Reflections on America
Reflections on America
Towards the end of 2002, when Axel Honneth did me the honour of inviting me to give the Adorno Lectures of 2003, it might already have been foreseen that relations between Europe and America would define the current intellectual and political debates. In choosing my theme, however, I had no intention of involving myself in current affairs, and I would like to hold to that decision, even if not in a completely consistent manner. My academic teaching has already concerned itself with Max Weber's largely unclarified relationship to Alexis de Tocqueville 1 - to whom he was clearly indebted for many of his ideas or actual concepts, yet whom he never once mentions - and with the subterranean relationship of Adorno and the so-called Frankfurt School to Weber's sociology and diagnosis of the times. There are also a few things to be discovered about the intellectual legacy that links Adorno to Tocqueville (who was widely read among émigrés of the 1940s in 'German California'), not the least being the latter's surprisingly developed theory of a 'culture industry' in the 1830s. I therefore welcomed the opportunity to shed some light, if not on a continuity and contemporary elaboration of common intellectual themes, then on thematic affinities and divergences that the three great social scientists display, from their different temporal vantage points, in their analyses of a common object, the United States, as well as in the questions they raise about the condition of Europe in their time. The object of these lectures is the disturbing special case of the American model of Western modernization in contrast to European social conditions and the dangers and prospects of development in store for the continent.

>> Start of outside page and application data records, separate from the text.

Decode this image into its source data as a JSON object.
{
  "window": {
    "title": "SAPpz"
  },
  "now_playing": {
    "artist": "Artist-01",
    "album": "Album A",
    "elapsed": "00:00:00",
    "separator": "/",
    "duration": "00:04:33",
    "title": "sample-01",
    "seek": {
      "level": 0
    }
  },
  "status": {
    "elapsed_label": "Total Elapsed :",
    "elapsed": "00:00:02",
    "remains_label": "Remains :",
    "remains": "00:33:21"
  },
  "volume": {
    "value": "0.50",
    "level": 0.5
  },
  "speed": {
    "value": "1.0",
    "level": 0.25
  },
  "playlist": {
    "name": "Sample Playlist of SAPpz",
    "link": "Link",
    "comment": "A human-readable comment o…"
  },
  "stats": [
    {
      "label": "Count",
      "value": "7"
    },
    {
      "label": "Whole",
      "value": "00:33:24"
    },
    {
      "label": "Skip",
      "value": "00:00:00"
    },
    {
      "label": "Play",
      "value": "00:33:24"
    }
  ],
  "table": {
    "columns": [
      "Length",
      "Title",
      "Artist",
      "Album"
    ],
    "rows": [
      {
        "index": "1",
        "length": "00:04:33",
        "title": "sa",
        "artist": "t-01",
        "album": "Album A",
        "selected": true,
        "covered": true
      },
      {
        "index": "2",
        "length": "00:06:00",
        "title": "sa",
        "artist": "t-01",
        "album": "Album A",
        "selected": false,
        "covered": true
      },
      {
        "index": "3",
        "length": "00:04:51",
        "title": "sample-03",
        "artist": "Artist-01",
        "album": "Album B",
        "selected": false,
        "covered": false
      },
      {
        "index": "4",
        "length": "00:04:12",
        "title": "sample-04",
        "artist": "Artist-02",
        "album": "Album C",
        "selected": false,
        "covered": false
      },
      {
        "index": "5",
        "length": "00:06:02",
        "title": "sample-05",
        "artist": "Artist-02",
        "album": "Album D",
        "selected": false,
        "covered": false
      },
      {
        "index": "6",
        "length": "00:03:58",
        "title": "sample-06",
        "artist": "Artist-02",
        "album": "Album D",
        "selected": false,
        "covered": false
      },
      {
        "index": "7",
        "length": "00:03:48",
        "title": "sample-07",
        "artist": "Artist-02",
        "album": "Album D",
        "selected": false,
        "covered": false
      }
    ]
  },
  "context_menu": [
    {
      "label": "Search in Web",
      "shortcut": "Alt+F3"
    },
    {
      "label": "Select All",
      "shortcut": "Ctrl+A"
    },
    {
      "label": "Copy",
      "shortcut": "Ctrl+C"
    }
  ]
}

To be more precise, the common theme of our three travellers is the precarious fate of liberty in modern capitalist societies. 'Tyranny of the majority', 'iron cage of dependence', 'reification' and 'administered world' - these are the wellknown formulas they used, at least in some parts of their work, to characterize the negative destiny of Western modernity, while constantly searching for counter-forces to halt its advance or even to change it for the better. The road to serfdom is the theme they all pursued, for an observation period amounting to no less than 120 years. They saw in America a highly ambiguous combination: both the emergence of a society of free and equal individuals, and its tragically misdirected outcome, which presented itself to them as a system of imperceptible and therefore all the more effective (or anyway inescapable) constraints that took its toll on liberty and ultimately also on equality.
The task I set myself in these lectures was therefore to reconstruct the contrasting self-descriptions and sociological diagnoses of contemporary Europe that arose out of, and as a result of, their trips to and inside the United States.
If, by 'trip', we understand a temporary change of residence with the intention to return, then we may describe as trips all three of these stays in the United States (however different their causes and circumstances). All three are equally governed by a comparative perspective on the European place of origin. These self-perceptions from afar belong to Alexis de Tocqueville, Max Weber and Theodor W. Adorno; their trips took place in 1831-2, 1904 and 1938 respectively, with roughly two generations between Tocqueville and Weber and one more generation between Weber and Adorno. They stayed in the United States for nine months (Tocqueville), thirteen weeks (Weber) and eleven years (Adorno), for reasons that could not have been more different from one another: in Tocqueville's case to conduct study and exploration on the instructions of his government department (the French justice ministry); in Weber's to accept an invitation to a conference, followed by a tour; and in Adorno's to escape from